Problem description:
Tell how many lines of the data below have the string "Bongo" in them. Say nothing more.

Provided entries: Begin

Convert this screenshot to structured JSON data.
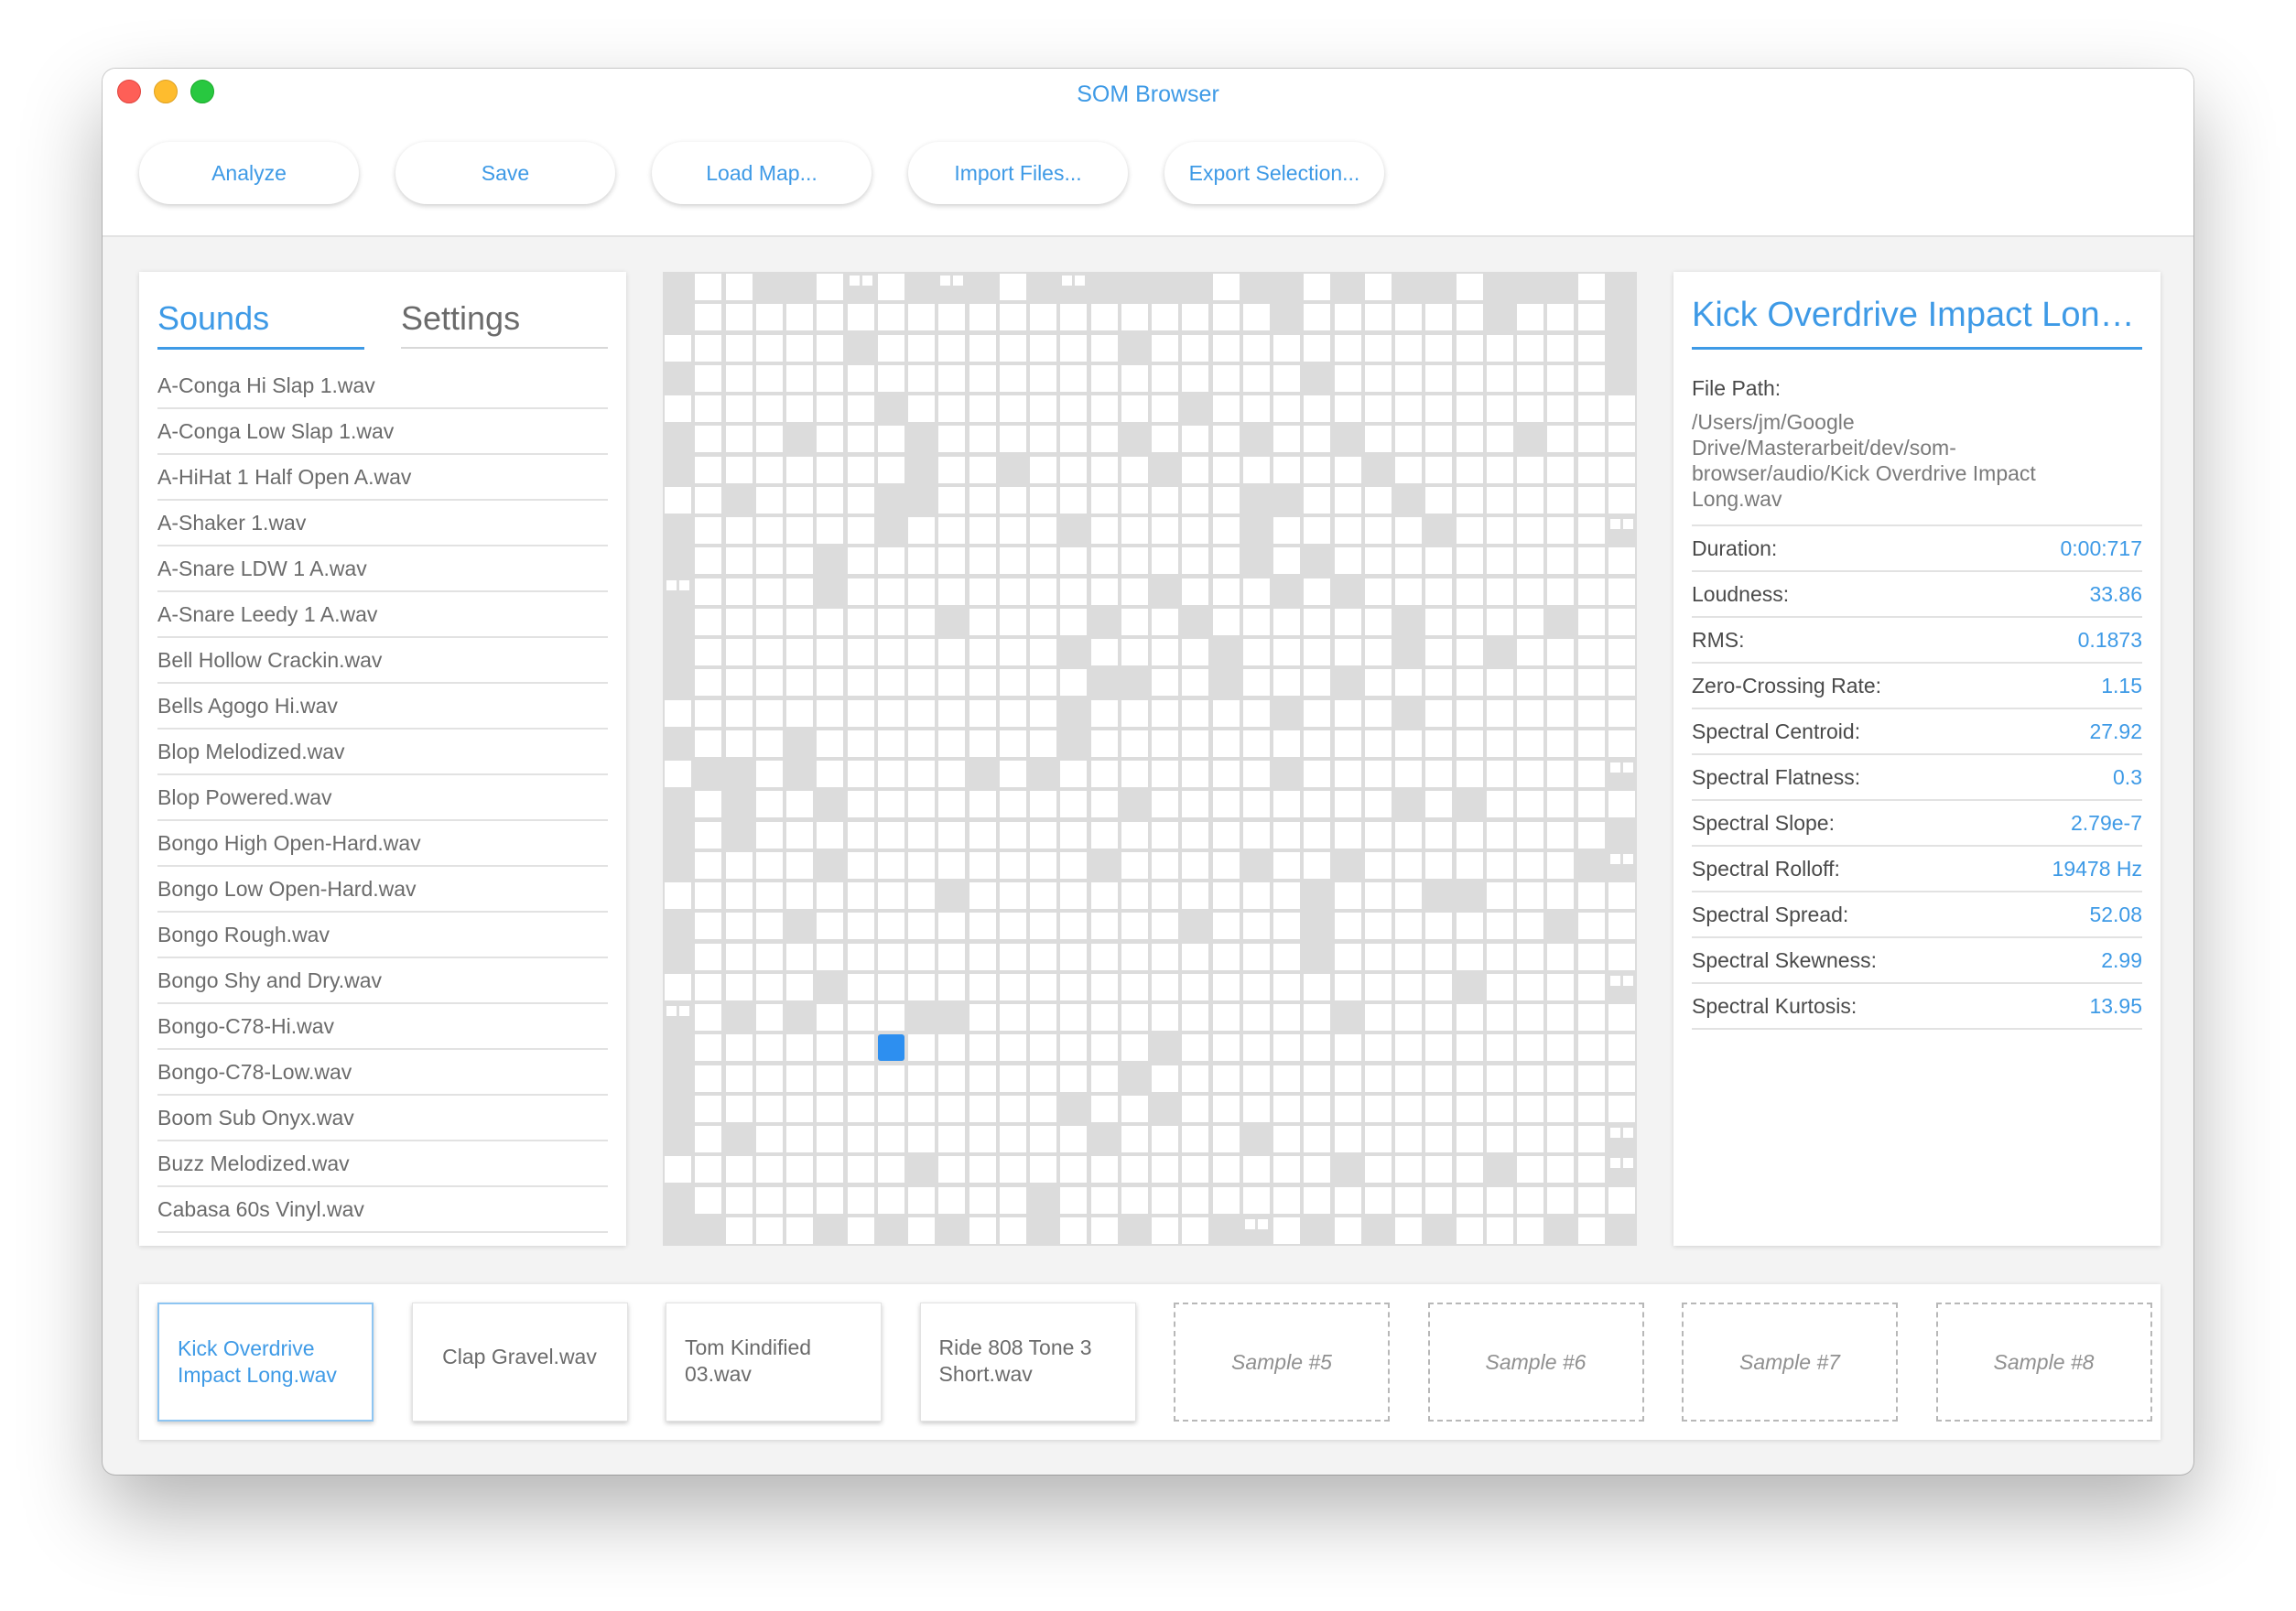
{
  "window": {
    "title": "SOM Browser"
  },
  "toolbar": {
    "analyze": "Analyze",
    "save": "Save",
    "load_map": "Load Map...",
    "import_files": "Import Files...",
    "export_selection": "Export Selection..."
  },
  "sidebar": {
    "tabs": {
      "sounds": "Sounds",
      "settings": "Settings"
    },
    "items": [
      "A-Conga Hi Slap 1.wav",
      "A-Conga Low Slap 1.wav",
      "A-HiHat 1 Half Open A.wav",
      "A-Shaker 1.wav",
      "A-Snare LDW 1 A.wav",
      "A-Snare Leedy 1 A.wav",
      "Bell Hollow Crackin.wav",
      "Bells Agogo Hi.wav",
      "Blop Melodized.wav",
      "Blop Powered.wav",
      "Bongo High Open-Hard.wav",
      "Bongo Low Open-Hard.wav",
      "Bongo Rough.wav",
      "Bongo Shy and Dry.wav",
      "Bongo-C78-Hi.wav",
      "Bongo-C78-Low.wav",
      "Boom Sub Onyx.wav",
      "Buzz Melodized.wav",
      "Cabasa 60s Vinyl.wav"
    ]
  },
  "som": {
    "size": 32,
    "selected": {
      "col": 7,
      "row": 25
    },
    "multi_cells": [
      [
        6,
        0
      ],
      [
        9,
        0
      ],
      [
        13,
        0
      ],
      [
        31,
        8
      ],
      [
        0,
        10
      ],
      [
        31,
        16
      ],
      [
        31,
        19
      ],
      [
        31,
        23
      ],
      [
        0,
        24
      ],
      [
        31,
        28
      ],
      [
        31,
        29
      ],
      [
        19,
        31
      ]
    ],
    "gray_cells": [
      [
        0,
        0
      ],
      [
        3,
        0
      ],
      [
        4,
        0
      ],
      [
        8,
        0
      ],
      [
        10,
        0
      ],
      [
        12,
        0
      ],
      [
        14,
        0
      ],
      [
        15,
        0
      ],
      [
        16,
        0
      ],
      [
        17,
        0
      ],
      [
        19,
        0
      ],
      [
        20,
        0
      ],
      [
        22,
        0
      ],
      [
        24,
        0
      ],
      [
        25,
        0
      ],
      [
        27,
        0
      ],
      [
        28,
        0
      ],
      [
        29,
        0
      ],
      [
        31,
        0
      ],
      [
        0,
        1
      ],
      [
        20,
        1
      ],
      [
        27,
        1
      ],
      [
        31,
        1
      ],
      [
        6,
        2
      ],
      [
        15,
        2
      ],
      [
        31,
        2
      ],
      [
        0,
        3
      ],
      [
        21,
        3
      ],
      [
        31,
        3
      ],
      [
        7,
        4
      ],
      [
        17,
        4
      ],
      [
        0,
        5
      ],
      [
        4,
        5
      ],
      [
        8,
        5
      ],
      [
        15,
        5
      ],
      [
        19,
        5
      ],
      [
        22,
        5
      ],
      [
        28,
        5
      ],
      [
        0,
        6
      ],
      [
        8,
        6
      ],
      [
        11,
        6
      ],
      [
        16,
        6
      ],
      [
        23,
        6
      ],
      [
        2,
        7
      ],
      [
        7,
        7
      ],
      [
        8,
        7
      ],
      [
        19,
        7
      ],
      [
        20,
        7
      ],
      [
        24,
        7
      ],
      [
        0,
        8
      ],
      [
        7,
        8
      ],
      [
        13,
        8
      ],
      [
        19,
        8
      ],
      [
        25,
        8
      ],
      [
        0,
        9
      ],
      [
        5,
        9
      ],
      [
        19,
        9
      ],
      [
        21,
        9
      ],
      [
        5,
        10
      ],
      [
        16,
        10
      ],
      [
        20,
        10
      ],
      [
        22,
        10
      ],
      [
        0,
        11
      ],
      [
        9,
        11
      ],
      [
        14,
        11
      ],
      [
        17,
        11
      ],
      [
        24,
        11
      ],
      [
        29,
        11
      ],
      [
        0,
        12
      ],
      [
        13,
        12
      ],
      [
        18,
        12
      ],
      [
        24,
        12
      ],
      [
        27,
        12
      ],
      [
        0,
        13
      ],
      [
        14,
        13
      ],
      [
        15,
        13
      ],
      [
        18,
        13
      ],
      [
        22,
        13
      ],
      [
        13,
        14
      ],
      [
        20,
        14
      ],
      [
        24,
        14
      ],
      [
        0,
        15
      ],
      [
        4,
        15
      ],
      [
        13,
        15
      ],
      [
        1,
        16
      ],
      [
        2,
        16
      ],
      [
        4,
        16
      ],
      [
        10,
        16
      ],
      [
        12,
        16
      ],
      [
        20,
        16
      ],
      [
        0,
        17
      ],
      [
        2,
        17
      ],
      [
        5,
        17
      ],
      [
        15,
        17
      ],
      [
        24,
        17
      ],
      [
        26,
        17
      ],
      [
        0,
        18
      ],
      [
        2,
        18
      ],
      [
        31,
        18
      ],
      [
        0,
        19
      ],
      [
        5,
        19
      ],
      [
        14,
        19
      ],
      [
        19,
        19
      ],
      [
        22,
        19
      ],
      [
        30,
        19
      ],
      [
        9,
        20
      ],
      [
        21,
        20
      ],
      [
        25,
        20
      ],
      [
        26,
        20
      ],
      [
        0,
        21
      ],
      [
        4,
        21
      ],
      [
        17,
        21
      ],
      [
        21,
        21
      ],
      [
        29,
        21
      ],
      [
        0,
        22
      ],
      [
        21,
        22
      ],
      [
        5,
        23
      ],
      [
        26,
        23
      ],
      [
        2,
        24
      ],
      [
        4,
        24
      ],
      [
        8,
        24
      ],
      [
        9,
        24
      ],
      [
        22,
        24
      ],
      [
        0,
        25
      ],
      [
        16,
        25
      ],
      [
        0,
        26
      ],
      [
        15,
        26
      ],
      [
        0,
        27
      ],
      [
        13,
        27
      ],
      [
        16,
        27
      ],
      [
        0,
        28
      ],
      [
        2,
        28
      ],
      [
        14,
        28
      ],
      [
        19,
        28
      ],
      [
        8,
        29
      ],
      [
        22,
        29
      ],
      [
        27,
        29
      ],
      [
        0,
        30
      ],
      [
        12,
        30
      ],
      [
        0,
        31
      ],
      [
        1,
        31
      ],
      [
        5,
        31
      ],
      [
        7,
        31
      ],
      [
        9,
        31
      ],
      [
        12,
        31
      ],
      [
        15,
        31
      ],
      [
        18,
        31
      ],
      [
        21,
        31
      ],
      [
        23,
        31
      ],
      [
        25,
        31
      ],
      [
        29,
        31
      ],
      [
        31,
        31
      ]
    ]
  },
  "details": {
    "title": "Kick Overdrive Impact Long....",
    "file_path_label": "File Path:",
    "file_path": "/Users/jm/Google Drive/Masterarbeit/dev/som-browser/audio/Kick Overdrive Impact Long.wav",
    "stats": [
      {
        "label": "Duration:",
        "value": "0:00:717"
      },
      {
        "label": "Loudness:",
        "value": "33.86"
      },
      {
        "label": "RMS:",
        "value": "0.1873"
      },
      {
        "label": "Zero-Crossing Rate:",
        "value": "1.15"
      },
      {
        "label": "Spectral Centroid:",
        "value": "27.92"
      },
      {
        "label": "Spectral Flatness:",
        "value": "0.3"
      },
      {
        "label": "Spectral Slope:",
        "value": "2.79e-7"
      },
      {
        "label": "Spectral Rolloff:",
        "value": "19478 Hz"
      },
      {
        "label": "Spectral Spread:",
        "value": "52.08"
      },
      {
        "label": "Spectral Skewness:",
        "value": "2.99"
      },
      {
        "label": "Spectral Kurtosis:",
        "value": "13.95"
      }
    ]
  },
  "slots": [
    {
      "label": "Kick Overdrive Impact Long.wav",
      "filled": true,
      "active": true,
      "align": "left"
    },
    {
      "label": "Clap Gravel.wav",
      "filled": true,
      "active": false,
      "align": "center"
    },
    {
      "label": "Tom Kindified 03.wav",
      "filled": true,
      "active": false,
      "align": "left"
    },
    {
      "label": "Ride 808 Tone 3 Short.wav",
      "filled": true,
      "active": false,
      "align": "left"
    },
    {
      "label": "Sample #5",
      "filled": false
    },
    {
      "label": "Sample #6",
      "filled": false
    },
    {
      "label": "Sample #7",
      "filled": false
    },
    {
      "label": "Sample #8",
      "filled": false
    }
  ],
  "colors": {
    "accent": "#3e9ae6",
    "selected_cell": "#2d8ff0",
    "gray_cell": "#dcdcdc"
  }
}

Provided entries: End

Result:
6